Second volume of a highly regarded two-volume set, fully usable on its own, examines physical systems that can usefully be modeled by equations of the first order. Examples are drawn from a wide range of scientific and engineering disciplines. The book begins with a consideration of pairs of quasilinear hyperbolic equations of the first order and goes on to explore multicomponent chromatography, complications of counter-current moving-bed adsorbers, the adiabatic adsorption column, and chemical reaction in countercurrent reactors. Exercises appear at the end of most sections. Accessible to anyone with a thorough grounding in undergraduate mathematics — ideally including volume 1 of this set. 1989 edition. 198 black-and-white illustrations. Author and subject indices.
Preface
1. Pairs of Quasilinear Hyperbolic Equations of First-Order
1.1 Equations for the Chromatography of Two Solutes
1.2 Hyperbolic Systems of Two First-Order Equations
1.3 Reducible Equations and Simple Waves
1.4 Characteristic Directions for Two-Solute Chromatography
1.5 Characteristic Initial Value Problem and Riemann Problem
1.6 Compression Waves and the Formation of Shocks
1.7 Discontinuities in Solutions and the Entropy Condition
1.8 Analysis of Polymer Flooding
1.9 Riemann Invariants and Their Application
1.10 Development of Singularities, Weak Solution, and the Entropy Condition
1.11 Existence, Uniqueness, Structure, and Asymptotic Behavior of Weak Solutions
References
2. Two-Solute chromatography with the Langmuir Isotherm
2.1 Langmuir Isotherm and Characteristic Parameters
2.2 Directions of C-Characteristics and Shock Paths
2.3 Riemann Problems
2.4 The Formation of Shocks
2.5 Fundamentals of Wave Interaction
2.6 Interactions between Waves of the Same Family
2.7 Interactions between Waves of Different Families
2.8 Chromatographic Cycle for Two Solutes
2.9 Introduction to Displacement Development
2.10 Shock Layer Analysis
References
3. Hyperbolic Systems of First-Order Quasilinear Equations and Multicomponent Chromatography
3.1 Equations for the Equilibrium Chromatography of Many Solutes
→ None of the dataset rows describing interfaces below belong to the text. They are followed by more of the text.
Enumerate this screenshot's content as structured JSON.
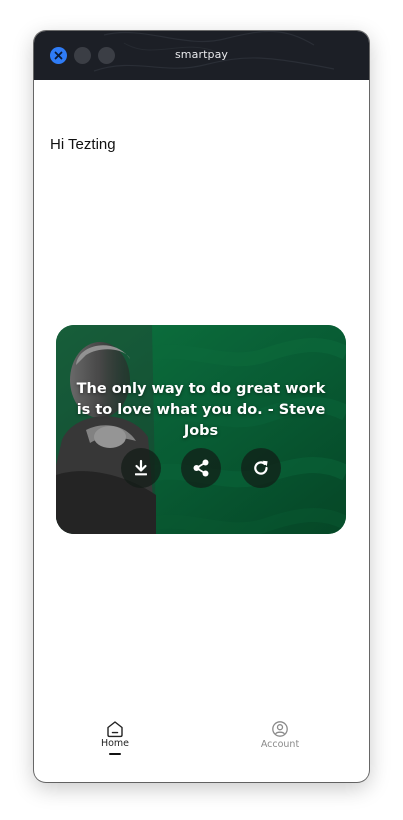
{
  "window": {
    "title": "smartpay"
  },
  "greeting": "Hi Tezting",
  "quote_card": {
    "quote": "The only way to do great work is to love what you do. - Steve Jobs",
    "actions": [
      {
        "name": "download",
        "icon": "download-icon"
      },
      {
        "name": "share",
        "icon": "share-icon"
      },
      {
        "name": "refresh",
        "icon": "refresh-icon"
      }
    ],
    "accent_color": "#0a6a3a"
  },
  "bottom_nav": {
    "items": [
      {
        "label": "Home",
        "icon": "home-icon",
        "active": true
      },
      {
        "label": "Account",
        "icon": "account-icon",
        "active": false
      }
    ]
  },
  "colors": {
    "titlebar": "#1c1f26",
    "close_button": "#2f7cf6"
  }
}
3.2 Hyperbolic Systems of More than Two First-Order Equations
3.3 Generalized Riemann Invariants and Simple Waves
3.4 Riemann Problem and Fundamental Differential Equations
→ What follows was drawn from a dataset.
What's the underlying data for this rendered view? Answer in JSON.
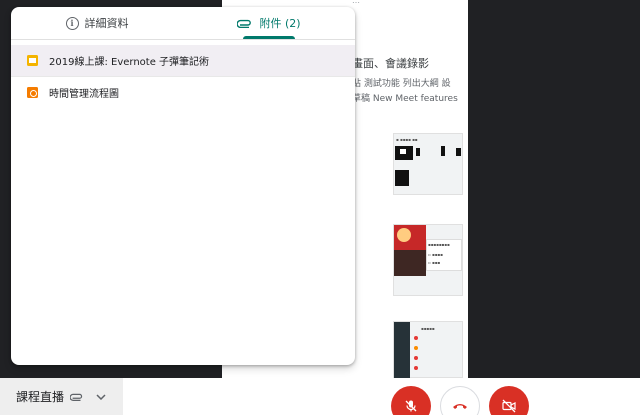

3.5 Langmuir Isotherm for Multicomponent Adsorption
3.6 Riemann Invariants for Multicomponent Chromatography with the Langmuir Isotherm
3.7 Characteristic Parameters and the space OMEGA(m)
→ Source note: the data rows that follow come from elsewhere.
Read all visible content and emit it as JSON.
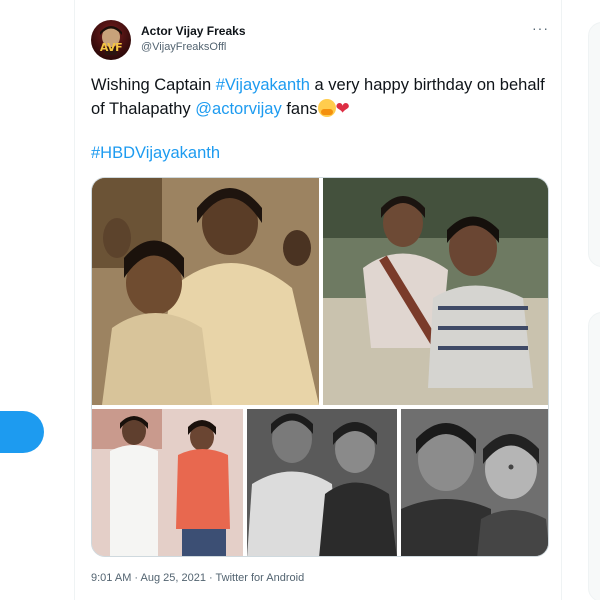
{
  "tweet": {
    "author_name": "Actor Vijay Freaks",
    "author_handle": "@VijayFreaksOffl",
    "avatar_text": "AVF",
    "more_label": "···",
    "text": {
      "part1": "Wishing Captain ",
      "mention1": "#Vijayakanth",
      "part2": " a very happy birthday on behalf of Thalapathy ",
      "mention2": "@actorvijay",
      "part3": " fans"
    },
    "hashtag": "#HBDVijayakanth",
    "media_count": 5,
    "meta": "9:01 AM · Aug 25, 2021 · Twitter for Android"
  },
  "icons": {
    "more": "more-options-icon",
    "emoji_hug": "hugging-face-emoji",
    "emoji_heart": "red-heart-emoji"
  },
  "colors": {
    "link": "#1d9bf0",
    "text": "#0f1419",
    "muted": "#536471"
  }
}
3.8 Characteristic and Simple Waves
3.9 Discontinuities: Shocks
3.10 Entropy Change across a Shock
3.11 Solution of the Riemann Problem
3.12 Illustrations
References
4. Wave Interactions in Multicomponent Chromatography
4.1 Piecewise Constant Data and Patterns of Interaction
4.2 Interactions between Waves of the Same Family
4.3 Interactions between Waves of Different Families
4.4 Chromatographic Cycle for m Solutes
4.5 Multicomponent Separation by Displacement Development
4.6 An Example: Three Solute Separation by Displacement Development
References
5. Multicomponent Adsorption in Continuous Countercurrent Moving-Bed Adsorber
5.1 Basic Formulation
5.2 Theoretical Development for the Langmuir Isotherm
5.3 Analysis of Semi-Infinite Columns
5.4 Analysis of a Finite Column
5.5 Analysis of Wave Interactions
5.6 Illustrations
References
6. More on Hyperbolic Systems of Quasilinear Equations and Analysis of Adiabatic Adsorption Column
6.1 Equations for the Adiabatic Adsorption Column
6.2 Formulation for the Riemann Problem
6.3 Construction of a Continuous Solution
6.4 Discontinuities, Weak Solutions, and the Entropy Condition
6.5 Existence, Uniqueness, Structure, and Asymptotic Behavior of Weak Solutions
6.6 Solution Scheme for a Moving-Bed Problem
6.7 Adiabatic Adsorption of Single Solute
6.8 Adiabatic Adsorption of Two Solutes
6.9 Adiabatic Adsorption with Adsorptivity Reversal
6.10 Shock Layer Analysis of Adiabatic Adsorption References
7. Chemical Reaction in a countercurrent Reactor
7.1 General Formulation
7.2 Case of Two Reactants
7.3 Characteristics and Discontinuities for the Case of Two Reactants with Adsorption Equilibrium
7.4 The Steady State
7.5 General Procedure for Mapping Out the Steady-State Solution
7.6 Further Developments
References
Author Index; Subject Index